▶ **EXERCISE OBJECTIVE**
Below are records; work out how many of their lines contain the word "this" and reply with the number only.

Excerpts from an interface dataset
━━━

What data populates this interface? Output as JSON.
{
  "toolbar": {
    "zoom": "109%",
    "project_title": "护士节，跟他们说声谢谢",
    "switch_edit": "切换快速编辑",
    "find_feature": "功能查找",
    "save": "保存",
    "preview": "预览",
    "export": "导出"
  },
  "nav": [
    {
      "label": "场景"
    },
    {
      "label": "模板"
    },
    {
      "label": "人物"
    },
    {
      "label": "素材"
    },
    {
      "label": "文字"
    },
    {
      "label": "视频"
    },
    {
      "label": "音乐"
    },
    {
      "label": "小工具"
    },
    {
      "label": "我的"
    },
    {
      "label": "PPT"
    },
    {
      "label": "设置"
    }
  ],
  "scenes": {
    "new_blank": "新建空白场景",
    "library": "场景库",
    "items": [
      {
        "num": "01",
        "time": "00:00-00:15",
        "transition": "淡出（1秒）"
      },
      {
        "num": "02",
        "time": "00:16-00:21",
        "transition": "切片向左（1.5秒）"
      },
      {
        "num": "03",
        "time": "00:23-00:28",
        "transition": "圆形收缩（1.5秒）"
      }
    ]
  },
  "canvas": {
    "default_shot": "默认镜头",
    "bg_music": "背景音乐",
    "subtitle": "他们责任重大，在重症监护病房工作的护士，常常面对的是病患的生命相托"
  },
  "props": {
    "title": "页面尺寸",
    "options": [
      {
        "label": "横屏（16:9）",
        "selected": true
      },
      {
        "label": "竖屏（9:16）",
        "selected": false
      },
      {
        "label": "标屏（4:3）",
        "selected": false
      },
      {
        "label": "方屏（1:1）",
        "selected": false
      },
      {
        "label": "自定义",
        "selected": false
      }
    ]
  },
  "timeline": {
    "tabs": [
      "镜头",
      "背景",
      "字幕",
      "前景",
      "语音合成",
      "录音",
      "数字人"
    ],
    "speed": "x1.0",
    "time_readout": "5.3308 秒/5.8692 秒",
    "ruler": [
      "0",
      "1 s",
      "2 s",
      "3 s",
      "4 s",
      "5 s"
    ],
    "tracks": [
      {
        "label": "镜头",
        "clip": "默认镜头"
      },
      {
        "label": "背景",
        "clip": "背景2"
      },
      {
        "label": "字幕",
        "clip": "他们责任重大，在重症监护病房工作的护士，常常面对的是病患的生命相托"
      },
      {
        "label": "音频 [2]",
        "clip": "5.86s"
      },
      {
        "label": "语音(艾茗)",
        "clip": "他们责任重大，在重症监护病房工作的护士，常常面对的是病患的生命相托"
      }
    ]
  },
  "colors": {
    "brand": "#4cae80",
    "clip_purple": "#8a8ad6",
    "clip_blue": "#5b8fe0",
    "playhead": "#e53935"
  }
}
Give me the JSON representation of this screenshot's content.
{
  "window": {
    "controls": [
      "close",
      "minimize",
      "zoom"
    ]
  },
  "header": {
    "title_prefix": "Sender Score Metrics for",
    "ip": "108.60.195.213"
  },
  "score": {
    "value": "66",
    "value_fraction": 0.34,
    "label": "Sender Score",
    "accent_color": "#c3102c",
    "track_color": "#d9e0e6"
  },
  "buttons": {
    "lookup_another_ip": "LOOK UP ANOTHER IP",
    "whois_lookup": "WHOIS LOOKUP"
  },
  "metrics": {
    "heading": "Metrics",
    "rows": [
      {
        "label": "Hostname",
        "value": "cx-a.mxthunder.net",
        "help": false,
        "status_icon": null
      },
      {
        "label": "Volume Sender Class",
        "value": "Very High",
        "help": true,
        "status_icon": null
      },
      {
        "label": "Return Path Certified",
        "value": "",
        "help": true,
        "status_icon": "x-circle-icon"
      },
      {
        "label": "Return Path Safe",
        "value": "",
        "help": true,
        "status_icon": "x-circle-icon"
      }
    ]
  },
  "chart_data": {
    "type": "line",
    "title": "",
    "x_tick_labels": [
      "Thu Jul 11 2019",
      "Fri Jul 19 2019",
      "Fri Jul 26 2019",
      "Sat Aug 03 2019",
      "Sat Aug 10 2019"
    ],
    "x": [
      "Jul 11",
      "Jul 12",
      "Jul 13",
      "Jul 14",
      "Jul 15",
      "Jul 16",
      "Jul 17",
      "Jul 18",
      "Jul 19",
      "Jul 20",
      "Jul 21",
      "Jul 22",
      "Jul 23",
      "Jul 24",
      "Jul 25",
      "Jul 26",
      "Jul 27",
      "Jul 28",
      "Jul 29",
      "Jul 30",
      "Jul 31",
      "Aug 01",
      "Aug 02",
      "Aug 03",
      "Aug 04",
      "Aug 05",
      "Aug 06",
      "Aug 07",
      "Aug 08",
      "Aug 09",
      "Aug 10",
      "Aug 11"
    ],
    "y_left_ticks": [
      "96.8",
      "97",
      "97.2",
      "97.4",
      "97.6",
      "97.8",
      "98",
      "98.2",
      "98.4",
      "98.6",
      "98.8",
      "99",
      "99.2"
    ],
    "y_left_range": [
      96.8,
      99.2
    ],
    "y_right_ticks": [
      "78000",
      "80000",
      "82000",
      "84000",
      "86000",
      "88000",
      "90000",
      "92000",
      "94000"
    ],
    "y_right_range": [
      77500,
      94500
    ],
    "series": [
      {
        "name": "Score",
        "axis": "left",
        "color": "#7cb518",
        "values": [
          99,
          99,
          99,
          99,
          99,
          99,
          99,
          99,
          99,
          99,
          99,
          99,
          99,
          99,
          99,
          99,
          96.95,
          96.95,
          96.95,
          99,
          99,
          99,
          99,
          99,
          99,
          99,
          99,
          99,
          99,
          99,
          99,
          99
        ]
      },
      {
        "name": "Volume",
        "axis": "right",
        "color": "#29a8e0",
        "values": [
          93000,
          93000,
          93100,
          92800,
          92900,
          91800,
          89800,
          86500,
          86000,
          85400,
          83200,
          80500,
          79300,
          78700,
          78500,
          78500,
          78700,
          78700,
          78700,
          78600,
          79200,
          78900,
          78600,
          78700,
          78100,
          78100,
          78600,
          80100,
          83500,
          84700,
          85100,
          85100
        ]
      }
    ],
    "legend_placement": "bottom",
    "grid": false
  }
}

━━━

▶ **OUTPUT BELOW**
2